That said, though his ethics have been called into question, in terms of vision, it is fair to say that I haven’t heard many albums as bold as Al Walser Comes 2 Life!, which is where the obvious comparison with Prince comes in… However, in terms of execution I would say that is a different matter. Walser tries to take on just about every genre under the sun in this album and fuses them together with varying degrees of success. The album begins with Live It Up an almost punky-disco tune which is of such high intensity I can only imagine it being played in a spin class. Its ability to really get the heart pumping is something which Walser succeeds without throughout. The next song, OCD, although musically ambitious with its almost metal-esque beat, contains ridiculous rhythms. The attempt at profundity with lyrics such as ‘God lives in the neurons’ don’t quite wash with me. Then we have Am I Wrong a song that when I first heard the album I genuinely liked.

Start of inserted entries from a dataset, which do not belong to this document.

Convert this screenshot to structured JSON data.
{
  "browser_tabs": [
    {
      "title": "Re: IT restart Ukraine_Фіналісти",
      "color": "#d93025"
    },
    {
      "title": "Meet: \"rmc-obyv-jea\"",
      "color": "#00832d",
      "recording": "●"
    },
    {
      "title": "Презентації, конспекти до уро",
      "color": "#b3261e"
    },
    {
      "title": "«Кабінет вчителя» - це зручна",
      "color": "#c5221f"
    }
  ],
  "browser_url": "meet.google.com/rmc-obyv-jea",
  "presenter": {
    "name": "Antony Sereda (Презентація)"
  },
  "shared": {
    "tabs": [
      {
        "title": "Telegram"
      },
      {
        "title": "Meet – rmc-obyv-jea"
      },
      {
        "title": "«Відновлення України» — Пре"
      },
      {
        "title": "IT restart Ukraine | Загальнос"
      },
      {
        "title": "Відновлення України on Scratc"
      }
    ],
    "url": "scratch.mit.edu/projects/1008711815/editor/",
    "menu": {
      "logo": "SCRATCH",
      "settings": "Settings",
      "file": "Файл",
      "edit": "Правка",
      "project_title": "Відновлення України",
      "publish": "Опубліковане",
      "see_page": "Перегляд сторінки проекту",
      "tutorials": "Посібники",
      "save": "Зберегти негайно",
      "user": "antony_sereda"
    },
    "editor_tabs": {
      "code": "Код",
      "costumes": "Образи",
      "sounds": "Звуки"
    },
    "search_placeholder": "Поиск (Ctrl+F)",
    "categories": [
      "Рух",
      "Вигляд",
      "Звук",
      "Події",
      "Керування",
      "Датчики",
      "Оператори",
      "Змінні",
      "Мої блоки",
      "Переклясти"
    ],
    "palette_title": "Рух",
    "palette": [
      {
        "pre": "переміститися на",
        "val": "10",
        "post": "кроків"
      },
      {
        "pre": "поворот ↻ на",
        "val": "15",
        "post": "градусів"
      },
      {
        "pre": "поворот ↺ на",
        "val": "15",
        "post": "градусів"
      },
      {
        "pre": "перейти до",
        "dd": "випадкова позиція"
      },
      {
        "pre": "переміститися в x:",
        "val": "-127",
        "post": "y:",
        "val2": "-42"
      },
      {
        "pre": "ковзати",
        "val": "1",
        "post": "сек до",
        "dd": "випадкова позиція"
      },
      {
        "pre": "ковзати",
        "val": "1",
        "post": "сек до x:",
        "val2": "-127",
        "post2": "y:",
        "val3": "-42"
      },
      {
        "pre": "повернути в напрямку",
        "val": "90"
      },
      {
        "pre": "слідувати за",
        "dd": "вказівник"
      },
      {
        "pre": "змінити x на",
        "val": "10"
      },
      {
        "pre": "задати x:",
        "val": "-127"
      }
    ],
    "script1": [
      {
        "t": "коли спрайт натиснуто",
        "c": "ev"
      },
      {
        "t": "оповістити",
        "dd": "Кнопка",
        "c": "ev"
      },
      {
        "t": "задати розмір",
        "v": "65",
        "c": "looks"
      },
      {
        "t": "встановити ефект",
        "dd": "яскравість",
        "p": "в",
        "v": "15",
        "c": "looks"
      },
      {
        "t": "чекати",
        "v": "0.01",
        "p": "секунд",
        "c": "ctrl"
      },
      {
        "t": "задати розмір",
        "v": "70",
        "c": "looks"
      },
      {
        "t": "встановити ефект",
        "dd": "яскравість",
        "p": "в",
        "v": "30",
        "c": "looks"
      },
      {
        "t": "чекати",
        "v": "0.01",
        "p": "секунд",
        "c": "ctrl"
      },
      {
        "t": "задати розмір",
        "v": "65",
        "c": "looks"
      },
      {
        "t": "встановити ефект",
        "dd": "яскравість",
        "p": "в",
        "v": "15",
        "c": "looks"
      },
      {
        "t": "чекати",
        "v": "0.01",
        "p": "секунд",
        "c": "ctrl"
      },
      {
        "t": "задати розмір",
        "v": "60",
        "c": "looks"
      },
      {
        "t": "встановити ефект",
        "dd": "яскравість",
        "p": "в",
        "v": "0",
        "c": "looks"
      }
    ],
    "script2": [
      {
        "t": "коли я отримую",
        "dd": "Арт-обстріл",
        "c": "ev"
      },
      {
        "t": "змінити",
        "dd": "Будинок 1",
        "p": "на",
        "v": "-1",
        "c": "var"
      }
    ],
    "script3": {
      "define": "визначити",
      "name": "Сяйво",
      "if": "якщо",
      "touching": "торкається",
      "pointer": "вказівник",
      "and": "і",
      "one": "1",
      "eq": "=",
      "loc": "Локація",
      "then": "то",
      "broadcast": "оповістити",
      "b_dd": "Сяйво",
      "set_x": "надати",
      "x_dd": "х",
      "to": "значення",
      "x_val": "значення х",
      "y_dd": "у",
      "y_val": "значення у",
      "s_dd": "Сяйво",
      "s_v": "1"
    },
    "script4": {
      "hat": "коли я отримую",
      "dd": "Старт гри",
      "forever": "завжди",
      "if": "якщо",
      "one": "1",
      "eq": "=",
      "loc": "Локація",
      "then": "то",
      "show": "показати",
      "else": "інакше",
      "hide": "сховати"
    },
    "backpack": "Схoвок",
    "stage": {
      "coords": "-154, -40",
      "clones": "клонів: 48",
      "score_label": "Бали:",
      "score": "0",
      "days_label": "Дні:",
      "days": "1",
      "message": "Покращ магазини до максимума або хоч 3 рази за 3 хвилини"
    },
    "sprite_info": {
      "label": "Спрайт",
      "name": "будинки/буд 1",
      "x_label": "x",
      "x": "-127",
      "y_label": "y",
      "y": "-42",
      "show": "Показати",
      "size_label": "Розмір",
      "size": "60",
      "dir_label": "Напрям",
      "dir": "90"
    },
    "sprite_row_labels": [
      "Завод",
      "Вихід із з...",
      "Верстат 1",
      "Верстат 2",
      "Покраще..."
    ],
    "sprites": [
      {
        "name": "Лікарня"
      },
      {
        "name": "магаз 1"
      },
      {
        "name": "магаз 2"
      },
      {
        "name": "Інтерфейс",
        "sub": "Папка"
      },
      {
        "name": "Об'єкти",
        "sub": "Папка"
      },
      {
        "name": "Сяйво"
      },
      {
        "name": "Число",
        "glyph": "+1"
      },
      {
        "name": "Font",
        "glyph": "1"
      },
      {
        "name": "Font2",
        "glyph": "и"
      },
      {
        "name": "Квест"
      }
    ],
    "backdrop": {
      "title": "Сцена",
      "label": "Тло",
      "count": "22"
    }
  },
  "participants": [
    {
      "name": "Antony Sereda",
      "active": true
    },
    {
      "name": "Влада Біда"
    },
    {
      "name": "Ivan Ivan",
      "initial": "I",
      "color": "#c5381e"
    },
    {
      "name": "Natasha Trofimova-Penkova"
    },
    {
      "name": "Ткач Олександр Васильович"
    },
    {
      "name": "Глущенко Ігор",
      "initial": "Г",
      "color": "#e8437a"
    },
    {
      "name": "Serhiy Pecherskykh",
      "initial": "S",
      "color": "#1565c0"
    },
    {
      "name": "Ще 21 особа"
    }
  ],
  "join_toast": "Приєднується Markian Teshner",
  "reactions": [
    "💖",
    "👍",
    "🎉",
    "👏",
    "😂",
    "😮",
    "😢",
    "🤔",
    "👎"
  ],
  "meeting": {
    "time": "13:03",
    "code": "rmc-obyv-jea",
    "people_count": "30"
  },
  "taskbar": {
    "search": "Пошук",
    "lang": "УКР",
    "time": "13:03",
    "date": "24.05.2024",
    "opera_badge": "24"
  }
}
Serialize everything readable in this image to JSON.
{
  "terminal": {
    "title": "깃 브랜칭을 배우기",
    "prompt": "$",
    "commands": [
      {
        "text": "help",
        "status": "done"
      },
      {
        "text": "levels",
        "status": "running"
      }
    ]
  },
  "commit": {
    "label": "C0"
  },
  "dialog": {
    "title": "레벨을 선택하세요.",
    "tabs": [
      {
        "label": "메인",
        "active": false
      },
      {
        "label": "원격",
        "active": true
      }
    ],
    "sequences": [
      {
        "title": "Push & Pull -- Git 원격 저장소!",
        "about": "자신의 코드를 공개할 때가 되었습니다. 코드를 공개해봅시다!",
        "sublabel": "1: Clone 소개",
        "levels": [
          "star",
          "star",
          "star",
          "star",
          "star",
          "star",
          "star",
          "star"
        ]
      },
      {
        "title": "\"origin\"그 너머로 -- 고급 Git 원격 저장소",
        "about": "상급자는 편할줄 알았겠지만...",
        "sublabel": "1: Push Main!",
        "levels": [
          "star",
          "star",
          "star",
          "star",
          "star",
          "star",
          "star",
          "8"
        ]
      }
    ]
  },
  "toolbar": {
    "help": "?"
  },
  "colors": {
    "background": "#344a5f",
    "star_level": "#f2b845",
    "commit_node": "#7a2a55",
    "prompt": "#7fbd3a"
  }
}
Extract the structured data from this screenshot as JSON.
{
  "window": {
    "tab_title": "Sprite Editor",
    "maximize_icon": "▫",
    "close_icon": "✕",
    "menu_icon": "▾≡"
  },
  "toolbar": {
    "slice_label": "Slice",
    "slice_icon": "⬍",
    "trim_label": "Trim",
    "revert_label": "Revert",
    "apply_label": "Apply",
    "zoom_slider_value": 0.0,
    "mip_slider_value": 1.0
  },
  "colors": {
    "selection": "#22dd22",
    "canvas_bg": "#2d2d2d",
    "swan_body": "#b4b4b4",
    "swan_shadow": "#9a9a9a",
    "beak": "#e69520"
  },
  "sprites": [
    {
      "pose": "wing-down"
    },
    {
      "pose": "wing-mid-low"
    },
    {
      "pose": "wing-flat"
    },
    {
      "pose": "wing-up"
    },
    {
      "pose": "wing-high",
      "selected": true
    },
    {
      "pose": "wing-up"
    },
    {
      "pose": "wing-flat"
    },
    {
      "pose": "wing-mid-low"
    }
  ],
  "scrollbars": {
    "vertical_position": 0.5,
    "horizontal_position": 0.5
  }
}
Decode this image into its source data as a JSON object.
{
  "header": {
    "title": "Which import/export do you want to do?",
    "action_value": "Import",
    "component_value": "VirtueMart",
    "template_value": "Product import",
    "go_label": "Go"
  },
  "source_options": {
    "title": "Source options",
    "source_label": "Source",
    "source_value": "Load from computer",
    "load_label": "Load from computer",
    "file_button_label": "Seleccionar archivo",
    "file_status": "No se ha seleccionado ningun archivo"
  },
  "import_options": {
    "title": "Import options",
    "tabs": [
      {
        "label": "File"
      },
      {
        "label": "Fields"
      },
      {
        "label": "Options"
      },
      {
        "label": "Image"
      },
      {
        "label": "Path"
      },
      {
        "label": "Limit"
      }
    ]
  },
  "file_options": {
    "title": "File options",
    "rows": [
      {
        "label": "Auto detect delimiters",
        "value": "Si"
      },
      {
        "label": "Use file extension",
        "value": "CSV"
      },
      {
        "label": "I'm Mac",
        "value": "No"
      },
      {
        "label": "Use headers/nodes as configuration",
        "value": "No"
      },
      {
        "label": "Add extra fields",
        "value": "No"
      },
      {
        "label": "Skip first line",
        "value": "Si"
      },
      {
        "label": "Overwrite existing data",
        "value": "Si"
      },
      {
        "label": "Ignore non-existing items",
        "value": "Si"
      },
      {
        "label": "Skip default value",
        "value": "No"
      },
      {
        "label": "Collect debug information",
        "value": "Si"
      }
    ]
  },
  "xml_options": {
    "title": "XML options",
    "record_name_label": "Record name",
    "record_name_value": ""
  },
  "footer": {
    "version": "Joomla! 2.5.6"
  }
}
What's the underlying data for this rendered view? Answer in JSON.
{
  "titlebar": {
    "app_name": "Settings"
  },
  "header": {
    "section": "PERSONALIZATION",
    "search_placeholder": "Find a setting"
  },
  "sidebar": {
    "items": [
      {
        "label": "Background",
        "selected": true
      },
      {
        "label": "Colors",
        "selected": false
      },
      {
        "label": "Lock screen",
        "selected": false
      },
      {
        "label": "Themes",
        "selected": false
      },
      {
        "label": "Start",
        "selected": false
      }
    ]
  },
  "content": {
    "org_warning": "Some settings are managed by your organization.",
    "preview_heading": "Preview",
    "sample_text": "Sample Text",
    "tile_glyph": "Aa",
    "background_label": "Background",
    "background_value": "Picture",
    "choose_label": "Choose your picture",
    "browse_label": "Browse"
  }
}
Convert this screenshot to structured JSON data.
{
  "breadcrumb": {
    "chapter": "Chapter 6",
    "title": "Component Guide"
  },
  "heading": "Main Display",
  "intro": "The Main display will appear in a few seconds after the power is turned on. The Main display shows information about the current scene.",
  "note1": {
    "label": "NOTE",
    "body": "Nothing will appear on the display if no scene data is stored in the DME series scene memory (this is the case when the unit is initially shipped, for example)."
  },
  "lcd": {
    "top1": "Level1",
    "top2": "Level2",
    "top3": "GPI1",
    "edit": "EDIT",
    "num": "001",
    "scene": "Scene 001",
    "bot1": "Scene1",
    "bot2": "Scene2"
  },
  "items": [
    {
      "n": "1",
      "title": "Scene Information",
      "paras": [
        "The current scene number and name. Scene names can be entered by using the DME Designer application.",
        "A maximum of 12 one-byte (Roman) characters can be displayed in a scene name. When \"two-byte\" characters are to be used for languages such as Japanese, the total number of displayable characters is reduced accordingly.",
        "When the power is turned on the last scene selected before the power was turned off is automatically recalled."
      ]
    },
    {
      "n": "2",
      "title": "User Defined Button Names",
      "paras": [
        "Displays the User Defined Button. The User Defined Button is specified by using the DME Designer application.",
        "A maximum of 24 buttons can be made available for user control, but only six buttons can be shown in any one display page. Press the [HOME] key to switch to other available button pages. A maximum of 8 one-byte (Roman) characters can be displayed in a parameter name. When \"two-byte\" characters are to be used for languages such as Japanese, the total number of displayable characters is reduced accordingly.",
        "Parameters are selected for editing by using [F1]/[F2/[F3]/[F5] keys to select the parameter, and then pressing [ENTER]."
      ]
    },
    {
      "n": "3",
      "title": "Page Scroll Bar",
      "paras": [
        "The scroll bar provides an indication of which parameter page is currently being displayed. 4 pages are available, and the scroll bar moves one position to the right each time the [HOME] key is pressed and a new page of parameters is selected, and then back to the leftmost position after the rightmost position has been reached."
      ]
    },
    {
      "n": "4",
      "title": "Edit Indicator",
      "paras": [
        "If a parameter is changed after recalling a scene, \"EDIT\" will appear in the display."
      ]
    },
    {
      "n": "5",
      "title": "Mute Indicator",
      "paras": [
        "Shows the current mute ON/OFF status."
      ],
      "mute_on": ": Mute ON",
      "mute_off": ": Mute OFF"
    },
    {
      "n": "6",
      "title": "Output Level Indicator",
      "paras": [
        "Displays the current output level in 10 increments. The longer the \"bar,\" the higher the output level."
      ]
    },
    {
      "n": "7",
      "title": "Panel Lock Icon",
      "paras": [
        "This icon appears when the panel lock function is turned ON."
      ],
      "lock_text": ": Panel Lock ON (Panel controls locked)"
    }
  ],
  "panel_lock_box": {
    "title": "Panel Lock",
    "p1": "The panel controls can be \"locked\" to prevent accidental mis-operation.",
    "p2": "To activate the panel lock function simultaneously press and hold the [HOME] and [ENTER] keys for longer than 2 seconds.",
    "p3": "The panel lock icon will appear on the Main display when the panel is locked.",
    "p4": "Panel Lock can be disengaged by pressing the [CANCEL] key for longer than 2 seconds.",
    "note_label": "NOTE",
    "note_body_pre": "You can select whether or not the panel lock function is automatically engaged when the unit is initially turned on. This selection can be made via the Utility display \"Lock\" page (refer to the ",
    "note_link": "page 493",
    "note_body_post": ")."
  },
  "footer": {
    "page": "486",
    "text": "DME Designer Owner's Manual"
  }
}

As a disco fan, I liked how it captures an almost Michael Jackson’s Thriller kind of essence, but then after months of hearing the song on my playlist my patience for it started to run out and I began to actively dislike the song, with its unnecessarily high bpm.

The best song on the album is probably the reggae-infused The Unknown Rockstar. Not to level any more criticism at Walser of thievery, though the tune does contain elements of Bob Marley’s Iron Lion Zion. As a one off song, I quite like it, partially because Walser allows the listener to momentarily take a breather, but as a dance album it in no way fits in with the rest of the other tracks on the record. Though the album contains other danceable tracks like the pop-rock number I Think I’m Falling in Love and the rather fun disco track Super Drone, the song that caught my attention for its sheer wackiness was I Want My Money Now. The dirty D&B bassline fusion was confusing at first, but to give it its fair due it is a catchy song I have had stuck in my head for the past few days. There is also some impressive guitar shredding to be admired. Overall, whilst this jarring album is not exactly my cup of tea, there is a lot on there to be appreciated in terms of effort. Though I wouldn’t actually chose to listen to this album for fun, it can be said that Walser is somewhat worthy of praise for trying to carry on the legacy that Prince left behind and I look forward to hopefully discovering an album with Walser’s ambition but of a slightly higher


bottom of page